**Description of the task**
Your task is to show every line in the listing below that includes "title".

Start of Block

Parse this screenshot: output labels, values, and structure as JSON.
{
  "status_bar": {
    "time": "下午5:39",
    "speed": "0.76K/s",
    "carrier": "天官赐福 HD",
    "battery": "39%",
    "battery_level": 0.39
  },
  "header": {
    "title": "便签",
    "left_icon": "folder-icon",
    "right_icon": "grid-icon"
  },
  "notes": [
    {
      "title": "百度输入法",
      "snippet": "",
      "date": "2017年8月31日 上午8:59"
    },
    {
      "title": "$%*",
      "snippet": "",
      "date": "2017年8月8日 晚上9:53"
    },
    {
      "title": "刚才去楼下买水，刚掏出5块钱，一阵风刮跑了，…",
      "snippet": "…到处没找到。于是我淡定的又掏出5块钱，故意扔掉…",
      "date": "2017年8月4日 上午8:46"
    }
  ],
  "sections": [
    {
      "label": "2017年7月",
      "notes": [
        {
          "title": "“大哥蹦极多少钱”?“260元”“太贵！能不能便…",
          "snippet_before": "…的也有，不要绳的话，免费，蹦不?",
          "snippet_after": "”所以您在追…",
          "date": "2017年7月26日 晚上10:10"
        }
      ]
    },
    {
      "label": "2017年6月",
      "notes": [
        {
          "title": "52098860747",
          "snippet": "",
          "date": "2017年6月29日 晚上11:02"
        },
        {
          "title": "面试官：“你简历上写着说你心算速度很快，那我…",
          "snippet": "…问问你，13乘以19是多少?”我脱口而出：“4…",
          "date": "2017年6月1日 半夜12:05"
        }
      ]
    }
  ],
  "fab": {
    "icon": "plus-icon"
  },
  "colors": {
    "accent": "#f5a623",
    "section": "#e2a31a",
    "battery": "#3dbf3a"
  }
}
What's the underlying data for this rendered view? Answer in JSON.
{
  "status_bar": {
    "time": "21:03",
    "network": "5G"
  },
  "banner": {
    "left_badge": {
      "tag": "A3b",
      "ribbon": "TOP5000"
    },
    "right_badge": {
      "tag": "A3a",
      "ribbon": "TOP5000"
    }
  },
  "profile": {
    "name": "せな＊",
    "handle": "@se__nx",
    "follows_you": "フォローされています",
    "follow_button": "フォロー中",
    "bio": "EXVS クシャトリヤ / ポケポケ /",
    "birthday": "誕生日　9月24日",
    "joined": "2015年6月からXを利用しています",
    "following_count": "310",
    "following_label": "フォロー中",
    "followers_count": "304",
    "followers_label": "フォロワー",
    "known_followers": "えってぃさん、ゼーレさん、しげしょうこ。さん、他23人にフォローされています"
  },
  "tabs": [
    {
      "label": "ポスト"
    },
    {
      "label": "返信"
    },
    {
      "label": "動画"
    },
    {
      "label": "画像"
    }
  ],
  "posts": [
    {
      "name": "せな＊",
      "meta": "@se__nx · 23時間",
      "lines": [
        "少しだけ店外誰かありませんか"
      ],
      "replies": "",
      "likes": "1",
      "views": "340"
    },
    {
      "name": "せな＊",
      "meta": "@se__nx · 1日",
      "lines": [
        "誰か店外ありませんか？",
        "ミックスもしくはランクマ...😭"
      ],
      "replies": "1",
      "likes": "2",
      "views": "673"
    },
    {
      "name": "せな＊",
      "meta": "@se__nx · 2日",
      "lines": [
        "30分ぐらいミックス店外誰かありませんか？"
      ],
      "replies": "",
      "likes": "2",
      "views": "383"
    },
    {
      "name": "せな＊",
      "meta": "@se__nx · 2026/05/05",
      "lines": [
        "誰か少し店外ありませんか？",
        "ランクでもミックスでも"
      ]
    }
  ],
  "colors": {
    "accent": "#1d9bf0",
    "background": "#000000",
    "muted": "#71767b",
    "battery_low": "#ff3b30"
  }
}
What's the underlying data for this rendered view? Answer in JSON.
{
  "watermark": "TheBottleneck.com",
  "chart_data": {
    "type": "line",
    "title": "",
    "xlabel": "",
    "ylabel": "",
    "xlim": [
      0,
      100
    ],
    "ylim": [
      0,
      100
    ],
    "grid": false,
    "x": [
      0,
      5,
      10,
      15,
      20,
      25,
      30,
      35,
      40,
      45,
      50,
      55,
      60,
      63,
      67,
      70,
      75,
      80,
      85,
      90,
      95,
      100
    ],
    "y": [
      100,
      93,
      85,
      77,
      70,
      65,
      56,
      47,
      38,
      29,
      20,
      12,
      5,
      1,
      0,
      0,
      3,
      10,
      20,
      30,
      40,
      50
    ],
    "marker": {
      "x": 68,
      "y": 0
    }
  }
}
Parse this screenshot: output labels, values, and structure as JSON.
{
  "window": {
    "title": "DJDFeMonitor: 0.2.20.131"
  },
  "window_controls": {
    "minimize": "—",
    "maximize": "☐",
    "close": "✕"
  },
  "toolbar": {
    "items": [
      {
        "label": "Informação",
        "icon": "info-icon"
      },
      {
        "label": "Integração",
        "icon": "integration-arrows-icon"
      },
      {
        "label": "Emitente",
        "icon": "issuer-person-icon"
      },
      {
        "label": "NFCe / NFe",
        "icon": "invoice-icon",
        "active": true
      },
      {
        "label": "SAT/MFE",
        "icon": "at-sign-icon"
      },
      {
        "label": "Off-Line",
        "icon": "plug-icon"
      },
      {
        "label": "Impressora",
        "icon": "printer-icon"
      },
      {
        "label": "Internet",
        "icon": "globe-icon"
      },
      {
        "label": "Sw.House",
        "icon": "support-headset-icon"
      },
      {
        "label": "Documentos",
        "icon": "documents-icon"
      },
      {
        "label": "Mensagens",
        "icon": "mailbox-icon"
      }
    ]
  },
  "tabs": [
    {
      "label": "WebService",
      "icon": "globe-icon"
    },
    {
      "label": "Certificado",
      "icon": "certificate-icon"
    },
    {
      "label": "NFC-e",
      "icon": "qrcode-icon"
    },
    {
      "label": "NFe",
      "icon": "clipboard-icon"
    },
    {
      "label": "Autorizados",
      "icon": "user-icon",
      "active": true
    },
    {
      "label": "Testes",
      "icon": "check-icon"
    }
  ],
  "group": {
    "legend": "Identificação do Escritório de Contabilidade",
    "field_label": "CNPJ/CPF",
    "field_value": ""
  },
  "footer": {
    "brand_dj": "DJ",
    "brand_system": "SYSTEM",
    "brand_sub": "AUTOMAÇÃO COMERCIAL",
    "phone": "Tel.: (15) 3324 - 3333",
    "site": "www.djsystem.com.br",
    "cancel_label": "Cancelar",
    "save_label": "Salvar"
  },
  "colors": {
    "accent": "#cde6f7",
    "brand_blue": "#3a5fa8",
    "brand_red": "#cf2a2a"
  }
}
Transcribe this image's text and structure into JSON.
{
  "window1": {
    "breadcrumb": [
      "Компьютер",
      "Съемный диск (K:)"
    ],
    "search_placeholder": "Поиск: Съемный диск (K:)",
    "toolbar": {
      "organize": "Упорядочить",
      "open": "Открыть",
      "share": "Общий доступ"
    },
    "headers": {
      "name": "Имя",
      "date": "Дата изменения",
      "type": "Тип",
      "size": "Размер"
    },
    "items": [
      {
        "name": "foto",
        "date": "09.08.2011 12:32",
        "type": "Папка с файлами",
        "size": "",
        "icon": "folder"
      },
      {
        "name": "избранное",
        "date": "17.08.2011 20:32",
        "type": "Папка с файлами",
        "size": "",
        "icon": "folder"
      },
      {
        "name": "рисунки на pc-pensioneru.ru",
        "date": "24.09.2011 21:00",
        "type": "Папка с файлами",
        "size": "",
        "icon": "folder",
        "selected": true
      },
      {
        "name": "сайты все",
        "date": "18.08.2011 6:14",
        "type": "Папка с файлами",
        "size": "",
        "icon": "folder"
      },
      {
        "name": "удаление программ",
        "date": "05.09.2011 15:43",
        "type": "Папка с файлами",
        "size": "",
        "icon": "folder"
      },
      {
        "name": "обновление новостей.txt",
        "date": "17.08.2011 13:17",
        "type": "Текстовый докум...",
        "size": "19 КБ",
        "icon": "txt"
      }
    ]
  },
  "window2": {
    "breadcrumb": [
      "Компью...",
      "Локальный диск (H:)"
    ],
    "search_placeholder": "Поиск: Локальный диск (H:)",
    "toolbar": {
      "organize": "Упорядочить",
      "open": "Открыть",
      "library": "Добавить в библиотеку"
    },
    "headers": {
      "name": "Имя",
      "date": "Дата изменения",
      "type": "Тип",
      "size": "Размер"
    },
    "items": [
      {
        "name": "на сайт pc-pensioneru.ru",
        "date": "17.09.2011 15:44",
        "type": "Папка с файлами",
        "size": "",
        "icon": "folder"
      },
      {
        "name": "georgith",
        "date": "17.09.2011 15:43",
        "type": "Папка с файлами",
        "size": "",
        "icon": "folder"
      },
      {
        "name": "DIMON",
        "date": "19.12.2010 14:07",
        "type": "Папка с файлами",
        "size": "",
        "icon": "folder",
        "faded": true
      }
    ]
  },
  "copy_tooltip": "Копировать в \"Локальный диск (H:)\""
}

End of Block

**Answer box**
    "title": "便签",
      "title": "百度输入法",
      "title": "$%*",
      "title": "刚才去楼下买水，刚掏出5块钱，一阵风刮跑了，…",
          "title": "“大哥蹦极多少钱”?“260元”“太贵！能不能便…",
          "title": "52098860747",
          "title": "面试官：“你简历上写着说你心算速度很快，那我…",
    "title": "",
    "title": "DJDFeMonitor: 0.2.20.131"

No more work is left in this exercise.